Line by line, please look for the word "Demo" in the following records, then copy each line you find it in.

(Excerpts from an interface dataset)
▽

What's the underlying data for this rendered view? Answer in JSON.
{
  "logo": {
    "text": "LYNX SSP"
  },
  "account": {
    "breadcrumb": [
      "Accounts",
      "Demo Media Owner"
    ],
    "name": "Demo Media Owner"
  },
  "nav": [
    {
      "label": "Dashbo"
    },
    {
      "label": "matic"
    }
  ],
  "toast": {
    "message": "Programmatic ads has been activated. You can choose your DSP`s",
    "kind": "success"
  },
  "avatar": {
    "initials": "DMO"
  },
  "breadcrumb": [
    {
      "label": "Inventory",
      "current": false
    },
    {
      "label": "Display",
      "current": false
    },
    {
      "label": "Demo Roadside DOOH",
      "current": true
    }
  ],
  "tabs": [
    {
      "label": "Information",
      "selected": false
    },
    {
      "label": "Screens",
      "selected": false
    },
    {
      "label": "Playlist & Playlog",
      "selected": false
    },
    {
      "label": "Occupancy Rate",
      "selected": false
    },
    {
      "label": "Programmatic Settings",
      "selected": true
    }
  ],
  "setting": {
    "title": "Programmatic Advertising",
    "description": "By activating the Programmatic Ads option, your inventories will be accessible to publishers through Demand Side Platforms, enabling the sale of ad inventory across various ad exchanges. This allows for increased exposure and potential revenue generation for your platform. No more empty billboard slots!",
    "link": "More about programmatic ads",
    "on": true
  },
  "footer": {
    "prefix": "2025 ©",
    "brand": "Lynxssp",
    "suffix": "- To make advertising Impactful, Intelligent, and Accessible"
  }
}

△

◆ Solution to the problem
      "Demo Media Owner"
    "name": "Demo Media Owner"
      "label": "Demo Roadside DOOH",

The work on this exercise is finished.